_WHAT YOU NEED TO DO_.
Which lines of the entries below include "kind"? List them all.

_DATA TO PROCESS_.
****
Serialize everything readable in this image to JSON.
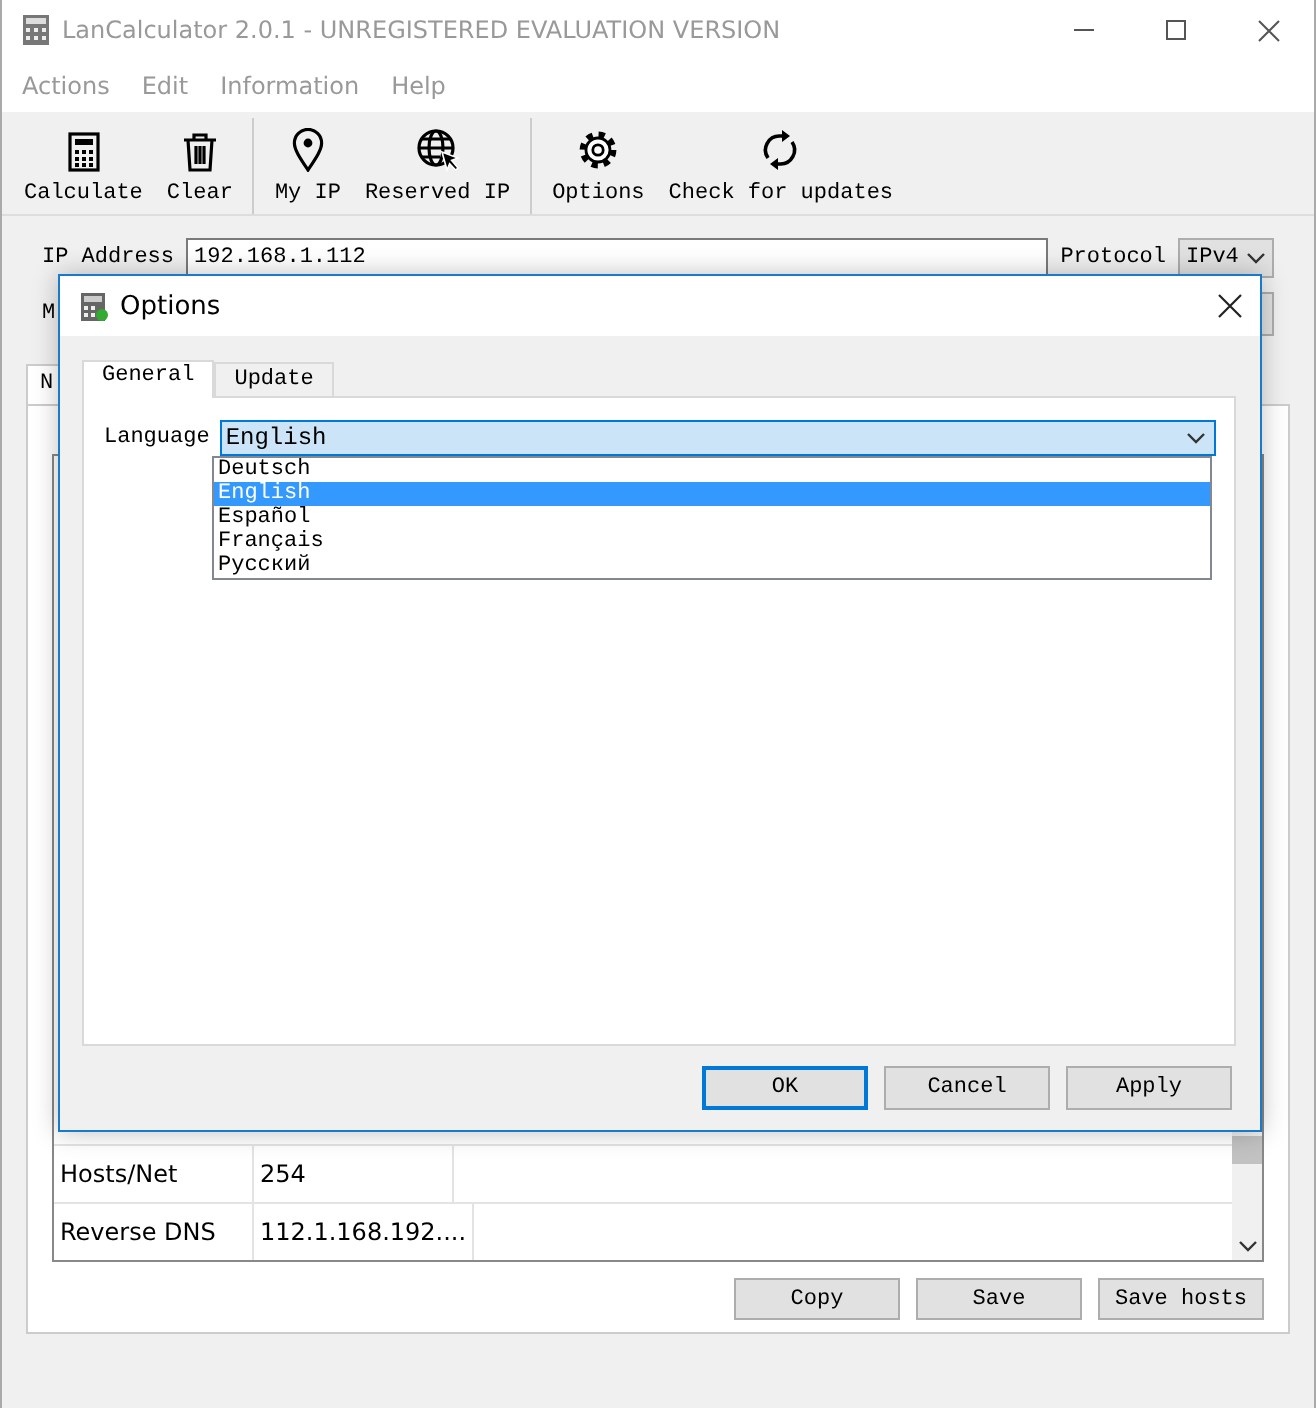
{
  "window": {
    "title": "LanCalculator 2.0.1 - UNREGISTERED EVALUATION VERSION"
  },
  "menu": [
    "Actions",
    "Edit",
    "Information",
    "Help"
  ],
  "toolbar": [
    {
      "label": "Calculate",
      "kind": "calculator",
      "separator_before": false
    },
    {
      "label": "Clear",
      "kind": "trash",
      "separator_before": false
    },
    {
      "label": "My IP",
      "kind": "pin",
      "separator_before": true
    },
    {
      "label": "Reserved IP",
      "kind": "globe",
      "separator_before": false
    },
    {
      "label": "Options",
      "kind": "gear",
      "separator_before": true
    },
    {
      "label": "Check for updates",
      "kind": "refresh",
      "separator_before": false
    }
  ],
  "form": {
    "ip_label": "IP Address",
    "ip_value": "192.168.1.112",
    "protocol_label": "Protocol",
    "protocol_value": "IPv4",
    "row2_label": "M"
  },
  "main_tab": {
    "label": "N"
  },
  "table": {
    "rows": [
      [
        "Hosts/Net",
        "254"
      ],
      [
        "Reverse DNS",
        "112.1.168.192...."
      ]
    ]
  },
  "buttons": [
    "Copy",
    "Save",
    "Save hosts"
  ],
  "dialog": {
    "title": "Options",
    "tabs": [
      {
        "label": "General",
        "selected": true
      },
      {
        "label": "Update",
        "selected": false
      }
    ],
    "language": {
      "label": "Language",
      "value": "English",
      "expanded": true,
      "options": [
        {
          "label": "Deutsch",
          "selected": false
        },
        {
          "label": "English",
          "selected": true
        },
        {
          "label": "Español",
          "selected": false
        },
        {
          "label": "Français",
          "selected": false
        },
        {
          "label": "Русский",
          "selected": false
        }
      ]
    },
    "buttons": [
      {
        "label": "OK",
        "default": true
      },
      {
        "label": "Cancel",
        "default": false
      },
      {
        "label": "Apply",
        "default": false
      }
    ]
  }
}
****
_YOUR RESPONSE_.
      "kind": "calculator",
      "kind": "trash",
      "kind": "pin",
      "kind": "globe",
      "kind": "gear",
      "kind": "refresh",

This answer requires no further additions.